He's a big time scorer averaging 18.5 points on a team where Jabari Parker is getting the majority of the attention on offense. He can hit from deep 3-point range, finishes inside, makes midrange jumpers, and gets to the free throw line where he's money. If he can put on some muscle and fill his frame out, it's hard to imagine a defender stopping this lethal lefty.
Zach LaVine, UCLA: I know he's considered to be more of a point guard prospect than a shooting guard, but I don't really see him being more of a point at the next level. He'll need to add some muscle to handle the 2-guard in the NBA, but his propensity for scoring makes him such a deadly option with the ball. Maybe he's a combo guard or a scoring lead guard. It probably doesn't matter what you call him, just give him the ball and let him go to work. Perhaps the point guard distinction/background will make him impossible to guard when he makes the jump.
Star role playing shooting guards

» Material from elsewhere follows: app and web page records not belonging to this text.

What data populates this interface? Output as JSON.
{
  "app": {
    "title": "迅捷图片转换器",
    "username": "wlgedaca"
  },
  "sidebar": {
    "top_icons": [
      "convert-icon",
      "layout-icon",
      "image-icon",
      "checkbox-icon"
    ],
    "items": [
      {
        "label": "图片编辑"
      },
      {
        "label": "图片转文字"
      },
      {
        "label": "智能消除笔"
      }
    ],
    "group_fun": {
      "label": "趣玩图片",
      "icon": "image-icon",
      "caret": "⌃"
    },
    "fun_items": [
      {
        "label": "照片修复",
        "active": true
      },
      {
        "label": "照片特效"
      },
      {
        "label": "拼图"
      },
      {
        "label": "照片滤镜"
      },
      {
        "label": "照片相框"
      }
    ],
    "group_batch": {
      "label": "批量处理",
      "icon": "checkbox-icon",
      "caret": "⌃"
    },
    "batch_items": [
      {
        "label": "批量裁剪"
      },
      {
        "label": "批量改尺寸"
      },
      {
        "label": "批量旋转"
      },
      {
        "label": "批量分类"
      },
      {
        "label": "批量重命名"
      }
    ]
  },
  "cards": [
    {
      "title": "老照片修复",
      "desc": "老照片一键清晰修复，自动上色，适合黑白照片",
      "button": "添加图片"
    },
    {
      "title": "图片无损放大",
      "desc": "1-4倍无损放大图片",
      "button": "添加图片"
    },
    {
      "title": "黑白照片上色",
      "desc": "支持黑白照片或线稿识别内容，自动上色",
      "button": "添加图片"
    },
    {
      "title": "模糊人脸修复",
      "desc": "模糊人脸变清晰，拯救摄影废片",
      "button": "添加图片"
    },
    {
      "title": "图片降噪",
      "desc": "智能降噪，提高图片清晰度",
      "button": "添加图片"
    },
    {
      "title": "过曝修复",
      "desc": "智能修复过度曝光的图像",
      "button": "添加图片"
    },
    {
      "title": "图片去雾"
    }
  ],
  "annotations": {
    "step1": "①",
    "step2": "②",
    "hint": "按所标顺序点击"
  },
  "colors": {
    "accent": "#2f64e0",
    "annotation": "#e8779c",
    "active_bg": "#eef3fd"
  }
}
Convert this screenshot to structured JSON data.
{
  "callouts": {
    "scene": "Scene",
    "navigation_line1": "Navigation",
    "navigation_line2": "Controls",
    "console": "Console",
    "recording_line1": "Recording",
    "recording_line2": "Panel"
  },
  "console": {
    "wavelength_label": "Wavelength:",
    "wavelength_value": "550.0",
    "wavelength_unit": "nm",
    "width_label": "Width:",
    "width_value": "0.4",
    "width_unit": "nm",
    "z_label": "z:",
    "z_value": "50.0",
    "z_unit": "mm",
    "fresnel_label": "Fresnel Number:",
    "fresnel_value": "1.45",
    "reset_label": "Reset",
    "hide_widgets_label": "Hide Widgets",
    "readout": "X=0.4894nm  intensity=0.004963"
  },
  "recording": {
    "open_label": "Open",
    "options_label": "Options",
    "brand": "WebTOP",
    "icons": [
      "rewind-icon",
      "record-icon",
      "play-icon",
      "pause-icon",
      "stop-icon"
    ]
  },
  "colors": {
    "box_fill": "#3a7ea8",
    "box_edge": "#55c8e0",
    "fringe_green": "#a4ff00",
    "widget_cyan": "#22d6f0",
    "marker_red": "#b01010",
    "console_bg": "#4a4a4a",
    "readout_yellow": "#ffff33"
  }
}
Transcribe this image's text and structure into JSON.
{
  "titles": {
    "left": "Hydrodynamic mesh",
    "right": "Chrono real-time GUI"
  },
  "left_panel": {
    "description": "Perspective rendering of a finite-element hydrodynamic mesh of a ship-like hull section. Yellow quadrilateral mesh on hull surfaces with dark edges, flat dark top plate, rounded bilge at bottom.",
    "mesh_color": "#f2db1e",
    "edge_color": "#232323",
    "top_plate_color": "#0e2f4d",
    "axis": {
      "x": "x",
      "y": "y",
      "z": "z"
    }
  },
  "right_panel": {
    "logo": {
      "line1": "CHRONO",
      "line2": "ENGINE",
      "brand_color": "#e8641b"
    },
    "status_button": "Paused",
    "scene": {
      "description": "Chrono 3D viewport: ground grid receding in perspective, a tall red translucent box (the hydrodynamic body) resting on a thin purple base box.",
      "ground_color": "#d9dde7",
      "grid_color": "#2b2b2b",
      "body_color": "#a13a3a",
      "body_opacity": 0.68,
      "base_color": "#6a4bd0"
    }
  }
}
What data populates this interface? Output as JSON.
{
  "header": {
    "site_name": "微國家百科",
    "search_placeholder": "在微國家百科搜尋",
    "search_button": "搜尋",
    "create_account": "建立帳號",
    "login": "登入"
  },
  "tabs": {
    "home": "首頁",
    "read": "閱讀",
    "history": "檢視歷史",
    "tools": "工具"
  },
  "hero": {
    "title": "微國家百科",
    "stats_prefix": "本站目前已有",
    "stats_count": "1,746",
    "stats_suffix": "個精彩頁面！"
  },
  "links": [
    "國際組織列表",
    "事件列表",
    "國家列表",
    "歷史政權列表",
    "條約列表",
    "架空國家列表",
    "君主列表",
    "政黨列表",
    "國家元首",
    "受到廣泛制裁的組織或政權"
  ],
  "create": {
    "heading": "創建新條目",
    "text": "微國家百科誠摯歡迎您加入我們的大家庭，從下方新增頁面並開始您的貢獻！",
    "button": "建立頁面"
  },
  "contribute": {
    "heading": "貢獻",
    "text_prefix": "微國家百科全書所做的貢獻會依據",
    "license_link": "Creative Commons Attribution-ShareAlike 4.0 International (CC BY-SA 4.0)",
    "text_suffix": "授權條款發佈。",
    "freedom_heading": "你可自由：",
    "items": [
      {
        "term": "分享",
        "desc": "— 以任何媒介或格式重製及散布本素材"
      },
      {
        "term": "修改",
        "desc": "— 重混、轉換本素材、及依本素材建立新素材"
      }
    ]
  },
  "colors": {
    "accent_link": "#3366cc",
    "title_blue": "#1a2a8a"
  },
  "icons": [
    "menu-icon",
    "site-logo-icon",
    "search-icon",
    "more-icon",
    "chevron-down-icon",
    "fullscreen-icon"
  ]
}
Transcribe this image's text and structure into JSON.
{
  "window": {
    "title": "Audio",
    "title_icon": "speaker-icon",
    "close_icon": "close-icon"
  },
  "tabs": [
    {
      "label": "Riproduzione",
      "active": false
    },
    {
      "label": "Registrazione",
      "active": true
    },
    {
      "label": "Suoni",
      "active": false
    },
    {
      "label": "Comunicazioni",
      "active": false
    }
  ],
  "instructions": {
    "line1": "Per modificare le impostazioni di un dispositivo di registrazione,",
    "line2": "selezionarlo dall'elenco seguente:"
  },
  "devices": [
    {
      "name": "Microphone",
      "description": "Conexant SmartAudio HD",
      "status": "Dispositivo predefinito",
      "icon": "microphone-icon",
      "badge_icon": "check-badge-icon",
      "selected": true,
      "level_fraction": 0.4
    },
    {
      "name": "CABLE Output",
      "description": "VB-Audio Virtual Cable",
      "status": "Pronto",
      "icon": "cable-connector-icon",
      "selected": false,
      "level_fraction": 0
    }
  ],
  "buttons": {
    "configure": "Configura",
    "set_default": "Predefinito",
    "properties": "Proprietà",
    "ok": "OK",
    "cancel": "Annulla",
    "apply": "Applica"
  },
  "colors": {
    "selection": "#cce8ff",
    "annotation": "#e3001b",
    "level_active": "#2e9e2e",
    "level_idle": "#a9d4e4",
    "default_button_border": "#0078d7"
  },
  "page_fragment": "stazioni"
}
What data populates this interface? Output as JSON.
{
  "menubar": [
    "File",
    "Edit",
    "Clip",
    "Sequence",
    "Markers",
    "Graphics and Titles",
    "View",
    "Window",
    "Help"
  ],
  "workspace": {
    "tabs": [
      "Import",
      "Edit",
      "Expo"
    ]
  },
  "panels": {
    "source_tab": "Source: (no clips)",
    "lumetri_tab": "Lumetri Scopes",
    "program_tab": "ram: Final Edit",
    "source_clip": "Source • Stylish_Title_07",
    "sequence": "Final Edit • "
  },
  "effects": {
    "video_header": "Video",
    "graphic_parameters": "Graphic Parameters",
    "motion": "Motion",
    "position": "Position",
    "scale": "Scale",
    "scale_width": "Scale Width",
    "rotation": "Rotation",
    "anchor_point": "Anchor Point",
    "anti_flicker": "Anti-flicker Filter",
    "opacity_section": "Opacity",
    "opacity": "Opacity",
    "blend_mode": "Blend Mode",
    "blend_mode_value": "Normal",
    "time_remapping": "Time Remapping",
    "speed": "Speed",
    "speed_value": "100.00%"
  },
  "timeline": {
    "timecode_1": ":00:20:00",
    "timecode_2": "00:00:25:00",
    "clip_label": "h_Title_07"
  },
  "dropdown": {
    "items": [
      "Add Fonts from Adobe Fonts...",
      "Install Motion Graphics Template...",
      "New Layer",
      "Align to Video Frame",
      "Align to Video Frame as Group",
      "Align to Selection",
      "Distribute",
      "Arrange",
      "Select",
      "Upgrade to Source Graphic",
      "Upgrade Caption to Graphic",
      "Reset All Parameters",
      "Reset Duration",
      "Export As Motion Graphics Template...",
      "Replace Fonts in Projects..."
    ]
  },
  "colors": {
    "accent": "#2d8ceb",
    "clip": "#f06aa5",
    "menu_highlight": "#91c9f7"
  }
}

Gary Harris, Michigan State: I was big on Harris entering this season because of his fantastic freshman year with the Spartans. His poor outside shooting has worried me a bit to begin this season but his shooting form makes me believe it will be successful long-term. My biggest question with him is can he be a good enough playmaker for himself and others to be more than a great role player at the next level. If his ceiling is Klay Thompson, that's not a bad thing at all. You can be a star role player and be lauded for your impact. It just gives you a lower ceiling than maybe you initially thought Harris had. He's still a big scorer.
Jabari Bird, Cal-Berkeley: Gunner alert! Gunner alert! We may have a Jamal Crawford-level fan crush developing here with myself and Jabari Bird. He's down with an ankle injury but I've seen enough to know I love his game. He's the type of scorer you can see sliding into the sixth man role in the NBA and thriving. Not sure I'd want him as my scorer in a starting lineup but throw him into the second unit and watch him thrive. He's not the dribbler that Crawford is but who can say that anyway? Give him the ball and let him cook.
Nik Stauskas, Michigan: Speaking of scorers off the bench, Nik Stauskas could be the next NBA sniper that changes how defenses play a pick-and-roll when you're facing his team. He's so deadly from outside that it's impossible to leave him. He isn't a great athlete but he's quick enough to come off screens and be ready to fire once he receives the ball. His shooting stroke is perfect and his 44.5 percent from 3-point range in his college career will translate to the NBA three.
Spencer Dinwiddie, Colorado: The junior from Colorado isn't someone I trust to finish inside, which could really limit how he impacts the NBA level. However, his ability to score from downtown and midrange makes him a nightmare coming off of screens and spotting up. It's nice to know he bounced back from a down sophomore season in which his 3-point shooting dropped down from 43.8 percent his freshman season to 33.8 percent. He's back over 40 percent (41.9) and he's still showing great playmaking ability for others.
The sleeper of this shooting guard class?
P.J. Hairston, North Carolina: This man is the wild card on so many levels. We won't get to see his game this season at the college level after his eligibility was ended. He's doing the right thing though by trying to get into the D-League to show teams what he can do and that he isn't a personality problem. He'll have to prove his 3-point shooting is legitimate at the next level, but most importantly that he won't be a distraction off the court. Hairston has shown flashes of immense talent but will that be enough for him to be important at the NBA level? The lack of an answer to the question makes him a sleeper in both good and bad ways.